[Work instructions]
The entries that follow must be given again exactly, with the pictures excluded.
────────────────
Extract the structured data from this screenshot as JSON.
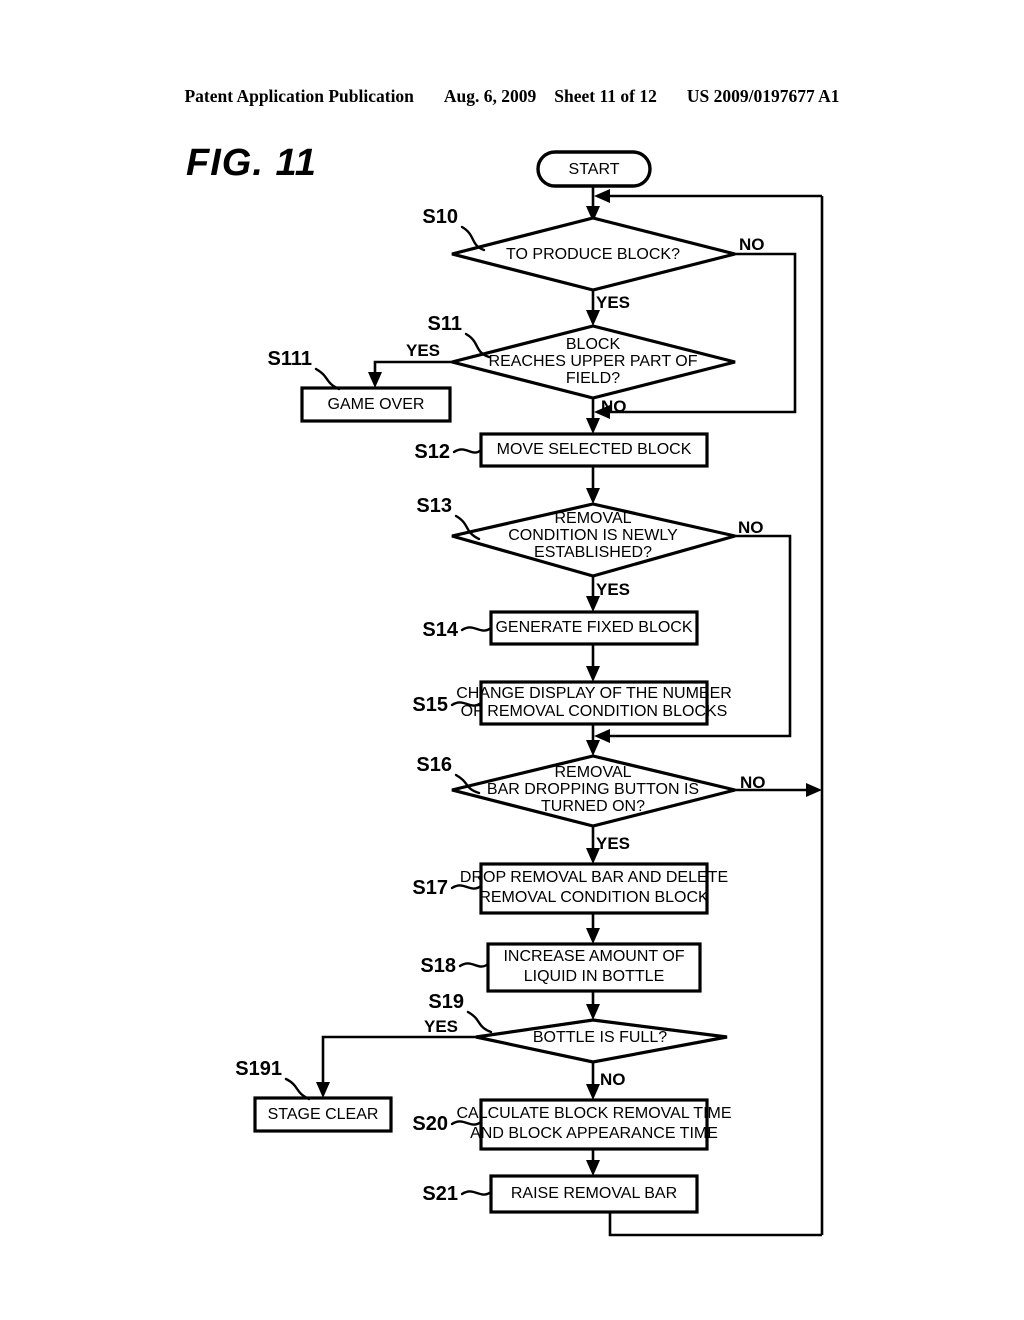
{
  "header": {
    "publication": "Patent Application Publication",
    "date": "Aug. 6, 2009",
    "sheet": "Sheet 11 of 12",
    "number": "US 2009/0197677 A1"
  },
  "figure": {
    "label": "FIG. 11"
  },
  "flowchart": {
    "start_label": "START",
    "branch_labels": {
      "yes": "YES",
      "no": "NO"
    },
    "nodes": [
      {
        "id": "start",
        "step": "",
        "type": "terminator",
        "lines": [
          "START"
        ]
      },
      {
        "id": "s10",
        "step": "S10",
        "type": "decision",
        "lines": [
          "TO PRODUCE BLOCK?"
        ]
      },
      {
        "id": "s11",
        "step": "S11",
        "type": "decision",
        "lines": [
          "BLOCK",
          "REACHES UPPER PART OF",
          "FIELD?"
        ]
      },
      {
        "id": "s111",
        "step": "S111",
        "type": "process",
        "lines": [
          "GAME OVER"
        ]
      },
      {
        "id": "s12",
        "step": "S12",
        "type": "process",
        "lines": [
          "MOVE SELECTED BLOCK"
        ]
      },
      {
        "id": "s13",
        "step": "S13",
        "type": "decision",
        "lines": [
          "REMOVAL",
          "CONDITION IS NEWLY",
          "ESTABLISHED?"
        ]
      },
      {
        "id": "s14",
        "step": "S14",
        "type": "process",
        "lines": [
          "GENERATE FIXED BLOCK"
        ]
      },
      {
        "id": "s15",
        "step": "S15",
        "type": "process",
        "lines": [
          "CHANGE DISPLAY OF THE NUMBER",
          "OF REMOVAL CONDITION BLOCKS"
        ]
      },
      {
        "id": "s16",
        "step": "S16",
        "type": "decision",
        "lines": [
          "REMOVAL",
          "BAR DROPPING BUTTON IS",
          "TURNED ON?"
        ]
      },
      {
        "id": "s17",
        "step": "S17",
        "type": "process",
        "lines": [
          "DROP REMOVAL BAR AND DELETE",
          "REMOVAL CONDITION BLOCK"
        ]
      },
      {
        "id": "s18",
        "step": "S18",
        "type": "process",
        "lines": [
          "INCREASE AMOUNT OF",
          "LIQUID IN BOTTLE"
        ]
      },
      {
        "id": "s19",
        "step": "S19",
        "type": "decision",
        "lines": [
          "BOTTLE IS FULL?"
        ]
      },
      {
        "id": "s191",
        "step": "S191",
        "type": "process",
        "lines": [
          "STAGE CLEAR"
        ]
      },
      {
        "id": "s20",
        "step": "S20",
        "type": "process",
        "lines": [
          "CALCULATE BLOCK REMOVAL TIME",
          "AND BLOCK APPEARANCE TIME"
        ]
      },
      {
        "id": "s21",
        "step": "S21",
        "type": "process",
        "lines": [
          "RAISE REMOVAL BAR"
        ]
      }
    ],
    "edges": [
      {
        "from": "start",
        "to": "s10",
        "label": ""
      },
      {
        "from": "s10",
        "to": "s11",
        "label": "YES"
      },
      {
        "from": "s10",
        "to": "s11",
        "label": "NO"
      },
      {
        "from": "s11",
        "to": "s111",
        "label": "YES"
      },
      {
        "from": "s11",
        "to": "s12",
        "label": "NO"
      },
      {
        "from": "s12",
        "to": "s13",
        "label": ""
      },
      {
        "from": "s13",
        "to": "s14",
        "label": "YES"
      },
      {
        "from": "s13",
        "to": "s16",
        "label": "NO"
      },
      {
        "from": "s14",
        "to": "s15",
        "label": ""
      },
      {
        "from": "s15",
        "to": "s16",
        "label": ""
      },
      {
        "from": "s16",
        "to": "s17",
        "label": "YES"
      },
      {
        "from": "s16",
        "to": "start",
        "label": "NO"
      },
      {
        "from": "s17",
        "to": "s18",
        "label": ""
      },
      {
        "from": "s18",
        "to": "s19",
        "label": ""
      },
      {
        "from": "s19",
        "to": "s191",
        "label": "YES"
      },
      {
        "from": "s19",
        "to": "s20",
        "label": "NO"
      },
      {
        "from": "s20",
        "to": "s21",
        "label": ""
      },
      {
        "from": "s21",
        "to": "start",
        "label": ""
      }
    ]
  },
  "colors": {
    "ink": "#000000",
    "paper": "#ffffff"
  }
}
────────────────
[Solution for this problem]
Extract the structured data from this screenshot as JSON.
{
  "header": {
    "publication": "Patent Application Publication",
    "date": "Aug. 6, 2009",
    "sheet": "Sheet 11 of 12",
    "number": "US 2009/0197677 A1"
  },
  "figure": {
    "label": "FIG. 11"
  },
  "flowchart": {
    "start_label": "START",
    "branch_labels": {
      "yes": "YES",
      "no": "NO"
    },
    "nodes": [
      {
        "id": "start",
        "step": "",
        "type": "terminator",
        "lines": [
          "START"
        ]
      },
      {
        "id": "s10",
        "step": "S10",
        "type": "decision",
        "lines": [
          "TO PRODUCE BLOCK?"
        ]
      },
      {
        "id": "s11",
        "step": "S11",
        "type": "decision",
        "lines": [
          "BLOCK",
          "REACHES UPPER PART OF",
          "FIELD?"
        ]
      },
      {
        "id": "s111",
        "step": "S111",
        "type": "process",
        "lines": [
          "GAME OVER"
        ]
      },
      {
        "id": "s12",
        "step": "S12",
        "type": "process",
        "lines": [
          "MOVE SELECTED BLOCK"
        ]
      },
      {
        "id": "s13",
        "step": "S13",
        "type": "decision",
        "lines": [
          "REMOVAL",
          "CONDITION IS NEWLY",
          "ESTABLISHED?"
        ]
      },
      {
        "id": "s14",
        "step": "S14",
        "type": "process",
        "lines": [
          "GENERATE FIXED BLOCK"
        ]
      },
      {
        "id": "s15",
        "step": "S15",
        "type": "process",
        "lines": [
          "CHANGE DISPLAY OF THE NUMBER",
          "OF REMOVAL CONDITION BLOCKS"
        ]
      },
      {
        "id": "s16",
        "step": "S16",
        "type": "decision",
        "lines": [
          "REMOVAL",
          "BAR DROPPING BUTTON IS",
          "TURNED ON?"
        ]
      },
      {
        "id": "s17",
        "step": "S17",
        "type": "process",
        "lines": [
          "DROP REMOVAL BAR AND DELETE",
          "REMOVAL CONDITION BLOCK"
        ]
      },
      {
        "id": "s18",
        "step": "S18",
        "type": "process",
        "lines": [
          "INCREASE AMOUNT OF",
          "LIQUID IN BOTTLE"
        ]
      },
      {
        "id": "s19",
        "step": "S19",
        "type": "decision",
        "lines": [
          "BOTTLE IS FULL?"
        ]
      },
      {
        "id": "s191",
        "step": "S191",
        "type": "process",
        "lines": [
          "STAGE CLEAR"
        ]
      },
      {
        "id": "s20",
        "step": "S20",
        "type": "process",
        "lines": [
          "CALCULATE BLOCK REMOVAL TIME",
          "AND BLOCK APPEARANCE TIME"
        ]
      },
      {
        "id": "s21",
        "step": "S21",
        "type": "process",
        "lines": [
          "RAISE REMOVAL BAR"
        ]
      }
    ],
    "edges": [
      {
        "from": "start",
        "to": "s10",
        "label": ""
      },
      {
        "from": "s10",
        "to": "s11",
        "label": "YES"
      },
      {
        "from": "s10",
        "to": "s11",
        "label": "NO"
      },
      {
        "from": "s11",
        "to": "s111",
        "label": "YES"
      },
      {
        "from": "s11",
        "to": "s12",
        "label": "NO"
      },
      {
        "from": "s12",
        "to": "s13",
        "label": ""
      },
      {
        "from": "s13",
        "to": "s14",
        "label": "YES"
      },
      {
        "from": "s13",
        "to": "s16",
        "label": "NO"
      },
      {
        "from": "s14",
        "to": "s15",
        "label": ""
      },
      {
        "from": "s15",
        "to": "s16",
        "label": ""
      },
      {
        "from": "s16",
        "to": "s17",
        "label": "YES"
      },
      {
        "from": "s16",
        "to": "start",
        "label": "NO"
      },
      {
        "from": "s17",
        "to": "s18",
        "label": ""
      },
      {
        "from": "s18",
        "to": "s19",
        "label": ""
      },
      {
        "from": "s19",
        "to": "s191",
        "label": "YES"
      },
      {
        "from": "s19",
        "to": "s20",
        "label": "NO"
      },
      {
        "from": "s20",
        "to": "s21",
        "label": ""
      },
      {
        "from": "s21",
        "to": "start",
        "label": ""
      }
    ]
  },
  "colors": {
    "ink": "#000000",
    "paper": "#ffffff"
  }
}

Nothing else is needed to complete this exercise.